I recently met with Professor Dan McFarland (at Stanford’s Center for Education), and it’s clear that what you say, and how you say it, is absolutely correlated with whether or not you will give a high score on the “Did we click?” scale.
Couples (note: all the dates in the study were male/female couples) are more likely to say they both clicked when the woman in the main focus of the conversation. Women are more likely to connect with men who use more appreciations (“That’s awesome!”) and sympathy (“That must have been hard.”) Coordinating pronouns is also indicative of feeling connected, such as when the woman is using “I” and the man aligns by responding with “you”.
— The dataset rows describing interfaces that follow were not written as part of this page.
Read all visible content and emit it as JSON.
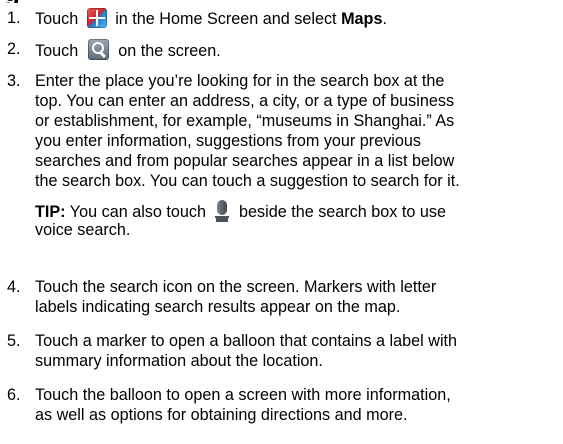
{
  "heading_fragment": "g",
  "steps": [
    {
      "number": "1.",
      "text_before": "Touch",
      "icon": "apps-grid-icon",
      "text_middle": "in the Home Screen and select",
      "bold": "Maps",
      "text_after": "."
    },
    {
      "number": "2.",
      "text_before": "Touch",
      "icon": "search-icon",
      "text_after": "on the screen."
    },
    {
      "number": "3.",
      "lines": [
        "Enter the place you’re looking for in the search box at the",
        "top. You can enter an address, a city, or a type of business",
        "or establishment, for example, “museums in Shanghai.” As",
        "you enter information, suggestions from your previous",
        "searches and from popular searches appear in a list below",
        "the search box. You can touch a suggestion to search for it."
      ],
      "tip": {
        "label": "TIP:",
        "text_before": "You can also touch",
        "icon": "microphone-icon",
        "text_after": "beside the search box to use",
        "line2": "voice search."
      }
    },
    {
      "number": "4.",
      "lines": [
        "Touch the search icon on the screen. Markers with letter",
        "labels indicating search results appear on the map."
      ]
    },
    {
      "number": "5.",
      "lines": [
        "Touch a marker to open a balloon that contains a label with",
        "summary information about the location."
      ]
    },
    {
      "number": "6.",
      "lines": [
        "Touch the balloon to open a screen with more information,",
        "as well as options for obtaining directions and more."
      ]
    }
  ]
}
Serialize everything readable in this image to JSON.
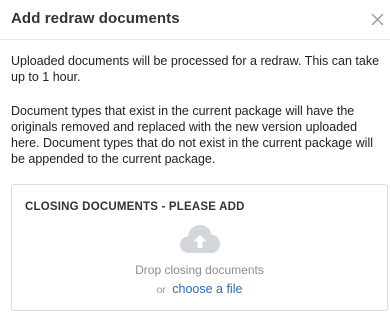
{
  "dialog": {
    "title": "Add redraw documents",
    "close_icon": "close-icon",
    "paragraph1": "Uploaded documents will be processed for a redraw. This can take up to 1 hour.",
    "paragraph2": "Document types that exist in the current package will have the originals removed and replaced with the new version uploaded here. Document types that do not exist in the current package will be appended to the current package."
  },
  "dropzone": {
    "title": "CLOSING DOCUMENTS - PLEASE ADD",
    "icon": "cloud-upload-icon",
    "drop_text": "Drop closing documents",
    "or_text": "or",
    "choose_link": "choose a file"
  },
  "colors": {
    "link": "#2a6db5",
    "icon_gray": "#d3d7db",
    "muted_text": "#8c8c8c",
    "border": "#dcdcdc"
  }
}
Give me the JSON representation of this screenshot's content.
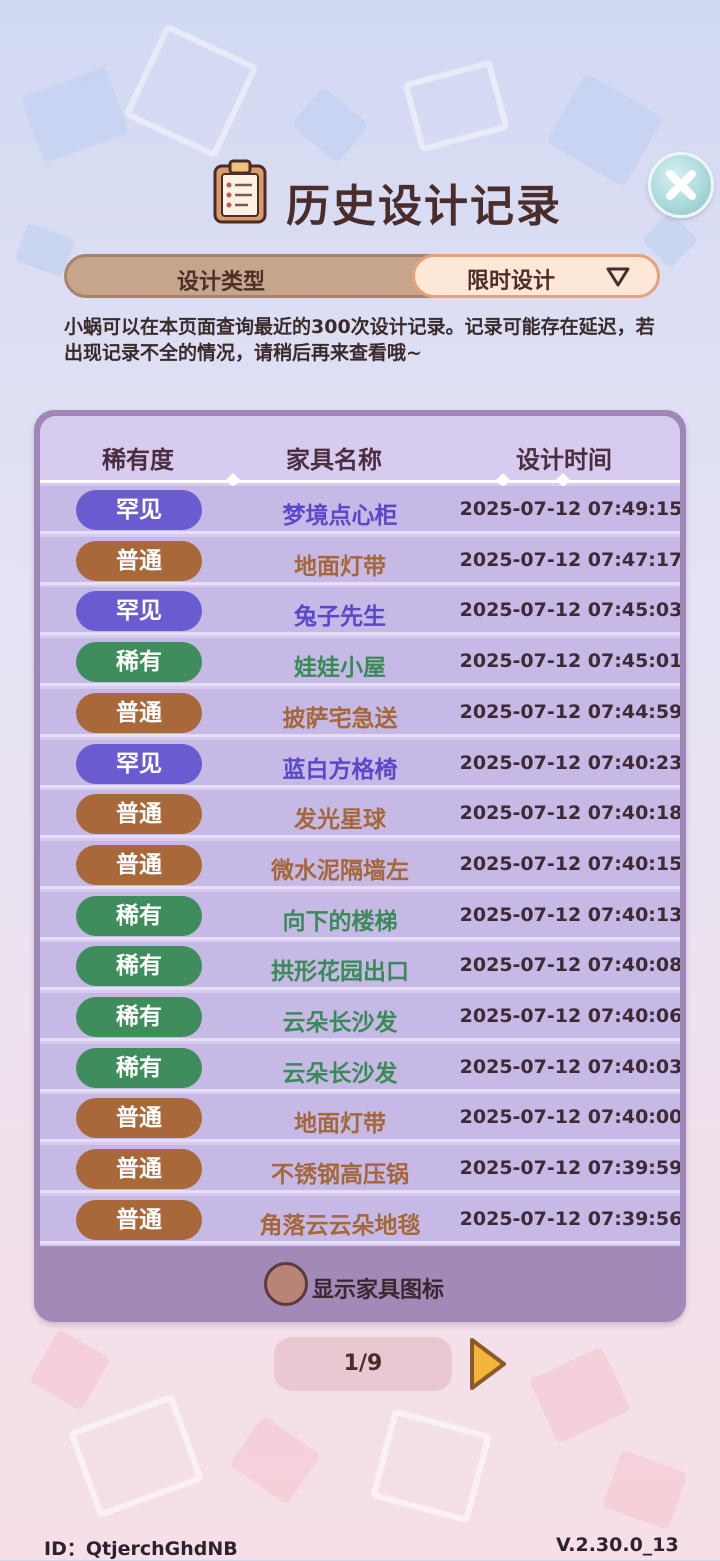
{
  "header": {
    "title": "历史设计记录"
  },
  "filter": {
    "label": "设计类型",
    "selected": "限时设计"
  },
  "description": "小蜗可以在本页面查询最近的300次设计记录。记录可能存在延迟，若出现记录不全的情况，请稍后再来查看哦~",
  "table": {
    "columns": [
      "稀有度",
      "家具名称",
      "设计时间"
    ],
    "rows": [
      {
        "rarity": "罕见",
        "rarity_level": 0,
        "name": "梦境点心柜",
        "time": "2025-07-12 07:49:15"
      },
      {
        "rarity": "普通",
        "rarity_level": 1,
        "name": "地面灯带",
        "time": "2025-07-12 07:47:17"
      },
      {
        "rarity": "罕见",
        "rarity_level": 0,
        "name": "兔子先生",
        "time": "2025-07-12 07:45:03"
      },
      {
        "rarity": "稀有",
        "rarity_level": 2,
        "name": "娃娃小屋",
        "time": "2025-07-12 07:45:01"
      },
      {
        "rarity": "普通",
        "rarity_level": 1,
        "name": "披萨宅急送",
        "time": "2025-07-12 07:44:59"
      },
      {
        "rarity": "罕见",
        "rarity_level": 0,
        "name": "蓝白方格椅",
        "time": "2025-07-12 07:40:23"
      },
      {
        "rarity": "普通",
        "rarity_level": 1,
        "name": "发光星球",
        "time": "2025-07-12 07:40:18"
      },
      {
        "rarity": "普通",
        "rarity_level": 1,
        "name": "微水泥隔墙左",
        "time": "2025-07-12 07:40:15"
      },
      {
        "rarity": "稀有",
        "rarity_level": 2,
        "name": "向下的楼梯",
        "time": "2025-07-12 07:40:13"
      },
      {
        "rarity": "稀有",
        "rarity_level": 2,
        "name": "拱形花园出口",
        "time": "2025-07-12 07:40:08"
      },
      {
        "rarity": "稀有",
        "rarity_level": 2,
        "name": "云朵长沙发",
        "time": "2025-07-12 07:40:06"
      },
      {
        "rarity": "稀有",
        "rarity_level": 2,
        "name": "云朵长沙发",
        "time": "2025-07-12 07:40:03"
      },
      {
        "rarity": "普通",
        "rarity_level": 1,
        "name": "地面灯带",
        "time": "2025-07-12 07:40:00"
      },
      {
        "rarity": "普通",
        "rarity_level": 1,
        "name": "不锈钢高压锅",
        "time": "2025-07-12 07:39:59"
      },
      {
        "rarity": "普通",
        "rarity_level": 1,
        "name": "角落云云朵地毯",
        "time": "2025-07-12 07:39:56"
      }
    ]
  },
  "footer": {
    "toggle_label": "显示家具图标"
  },
  "pagination": {
    "text": "1/9"
  },
  "meta": {
    "id": "ID：QtjerchGhdNB",
    "version": "V.2.30.0_13"
  },
  "colors": {
    "rare_purple": "#6b5bd0",
    "common_brown": "#a8683a",
    "uncommon_green": "#3f8c5c"
  },
  "icons": {
    "title_icon": "clipboard-icon",
    "close": "close-icon",
    "dropdown": "triangle-down-icon",
    "next": "next-arrow-icon"
  }
}
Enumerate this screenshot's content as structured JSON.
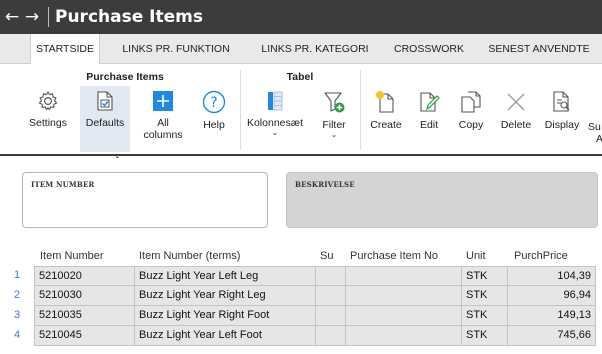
{
  "titlebar": {
    "back_icon": "←",
    "forward_icon": "→",
    "title": "Purchase Items"
  },
  "tabs": [
    {
      "label": "STARTSIDE",
      "active": true
    },
    {
      "label": "LINKS PR. FUNKTION"
    },
    {
      "label": "LINKS PR. KATEGORI"
    },
    {
      "label": "CROSSWORK"
    },
    {
      "label": "SENEST ANVENDTE"
    }
  ],
  "ribbon": {
    "groups": {
      "purchase_items": "Purchase Items",
      "tabel": "Tabel"
    },
    "buttons": {
      "settings": "Settings",
      "defaults": "Defaults",
      "all_columns_1": "All",
      "all_columns_2": "columns",
      "help": "Help",
      "kolonnesaet": "Kolonnesæt",
      "filter": "Filter",
      "create": "Create",
      "edit": "Edit",
      "copy": "Copy",
      "delete": "Delete",
      "display": "Display",
      "cut_1": "Su",
      "cut_2": "A"
    },
    "caret": "⌄",
    "colors": {
      "accent": "#1e88e5",
      "help": "#1e88e5",
      "filter_badge": "#2e9b43",
      "create_dot": "#f5c623"
    }
  },
  "filters": {
    "item_number_label": "ITEM NUMBER",
    "description_label": "BESKRIVELSE"
  },
  "grid": {
    "headers": [
      "Item Number",
      "Item Number (terms)",
      "Su",
      "Purchase Item No",
      "Unit",
      "PurchPrice"
    ],
    "rows": [
      {
        "n": "1",
        "item": "5210020",
        "terms": "Buzz Light Year Left Leg",
        "su": "",
        "pin": "",
        "unit": "STK",
        "price": "104,39"
      },
      {
        "n": "2",
        "item": "5210030",
        "terms": "Buzz Light Year Right Leg",
        "su": "",
        "pin": "",
        "unit": "STK",
        "price": "96,94"
      },
      {
        "n": "3",
        "item": "5210035",
        "terms": "Buzz Light Year Right Foot",
        "su": "",
        "pin": "",
        "unit": "STK",
        "price": "149,13"
      },
      {
        "n": "4",
        "item": "5210045",
        "terms": "Buzz Light Year Left Foot",
        "su": "",
        "pin": "",
        "unit": "STK",
        "price": "745,66"
      }
    ]
  }
}
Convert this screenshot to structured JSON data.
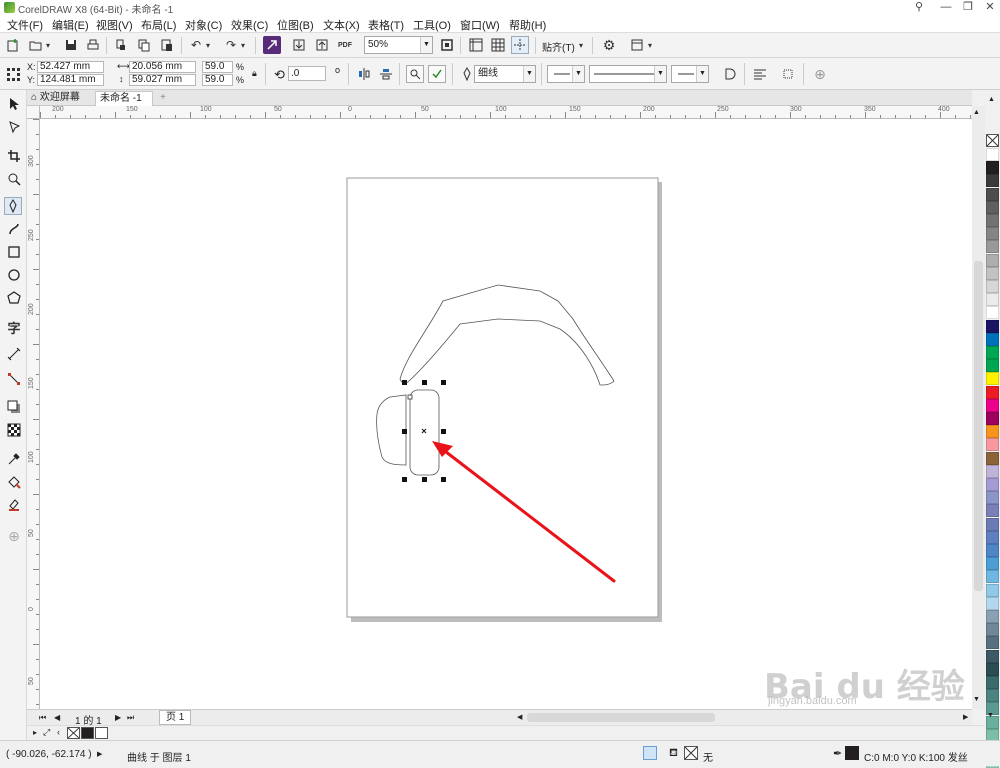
{
  "window": {
    "title": "CorelDRAW X8 (64-Bit) - 未命名 -1"
  },
  "menu": [
    "文件(F)",
    "编辑(E)",
    "视图(V)",
    "布局(L)",
    "对象(C)",
    "效果(C)",
    "位图(B)",
    "文本(X)",
    "表格(T)",
    "工具(O)",
    "窗口(W)",
    "帮助(H)"
  ],
  "toolbar": {
    "zoom": "50%",
    "snap_label": "贴齐(T)",
    "pdf_label": "PDF"
  },
  "propbar": {
    "x_label": "X:",
    "x": "52.427 mm",
    "y_label": "Y:",
    "y": "124.481 mm",
    "w": "20.056 mm",
    "h": "59.027 mm",
    "sx": "59.0",
    "sy": "59.0",
    "pct": "%",
    "rotation": ".0",
    "deg": "o",
    "outline_width": "细线"
  },
  "tabs": {
    "welcome": "欢迎屏幕",
    "doc": "未命名 -1"
  },
  "ruler_h": [
    "200",
    "150",
    "100",
    "50",
    "0",
    "50",
    "100",
    "150",
    "200",
    "250",
    "300",
    "350",
    "400"
  ],
  "ruler_v": [
    "300",
    "250",
    "200",
    "150",
    "100",
    "50",
    "0",
    "50"
  ],
  "pagenav": {
    "page_of": "1 的 1",
    "page_tab": "页 1"
  },
  "status": {
    "coords": "( -90.026, -62.174 )",
    "object_info": "曲线 于 图层 1",
    "fill_none": "无",
    "outline_info": "C:0 M:0 Y:0 K:100 发丝"
  },
  "palette": [
    "#ffffff",
    "#231f20",
    "#3a3a3a",
    "#4d4d4d",
    "#5f5f5f",
    "#727272",
    "#858585",
    "#999999",
    "#adadad",
    "#c2c2c2",
    "#d6d6d6",
    "#ebebeb",
    "#ffffff",
    "#1b1464",
    "#0072bc",
    "#00a651",
    "#00a651",
    "#fff200",
    "#ed1c24",
    "#ec008c",
    "#9e005d",
    "#f7941d",
    "#f6989d",
    "#8c6239",
    "#bfb3d9",
    "#a39bd2",
    "#8c95c8",
    "#7b7fb8",
    "#6a7cb3",
    "#5e7fc0",
    "#4f86c6",
    "#4b9fd5",
    "#6fb7e0",
    "#8fc8e8",
    "#b3d8ee",
    "#8aa0b3",
    "#6f8797",
    "#56707e",
    "#3e5966",
    "#2a4d52",
    "#3a6a6a",
    "#4a8380",
    "#5a9a90",
    "#6aae9c",
    "#7cbfa8",
    "#8ecfb4",
    "#9fdcc1"
  ],
  "watermark": {
    "logo": "Bai du 经验",
    "url": "jingyan.baidu.com"
  }
}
This resonates with work done by James Pennebaker, who found that “when the language style of two people matched, when they used pronouns, prepositions, articles and so forth in similar ways at similar rates, they were much more likely to end up on a date.” Pennebaker notes that this isn’t simply because similar people are attracted to each other; instead, when you feel attraction, you subtly shift your language patterns to match that person.
Interestingly, women often reported feeling a connection with men who interrupted them! However, when the conversations were examined, it was found that in these cases men were not interrupting to control the conversation, but rather to show understanding and alignment with what the woman was saying.
If a 4-minute speed date contains too many questions, that can be a bad sign. The speed dates that were more likely to lead to a connection had fewer questions, presumably because both people were engaged in more interesting and emotional conversations, and did not have to fall back on the “So, what do you do?” types of questions to move things along. This was especially true for the women.
Multiple studies have found that women are more selective in speed dating scenarios, meaning, they are less likely to check the box that they want to go on a date with someone. However, this is likely a result of the traditional speed dating format, which has the women stay seated and the men move from person to person. A speed dating setup that had the women move around found the opposite effect: the men were pickier in their selections.
When I asked Professor McFarland what practical outcome the speed dating study could have for real-life dating, he raised the idea of using textual analysis to predict compatibility. In another of his papers analyzing the speed dating data (“Detecting Friendly, Flirtatious, Awkward, and Assertive Speech in Speed-Dates“) they found that the computer was better as predicting whether the participants’ speech was classified as “flirtatious” than the participants themselves. Using this method, an on-line dating side could examine the chats you were having with a potential date and see what kind of intentions the other person had, leading you away from a choice that might go nowhere once you met up in person. Anything than can be used to prevent an awkward, no chemistry date seems like a great idea to me.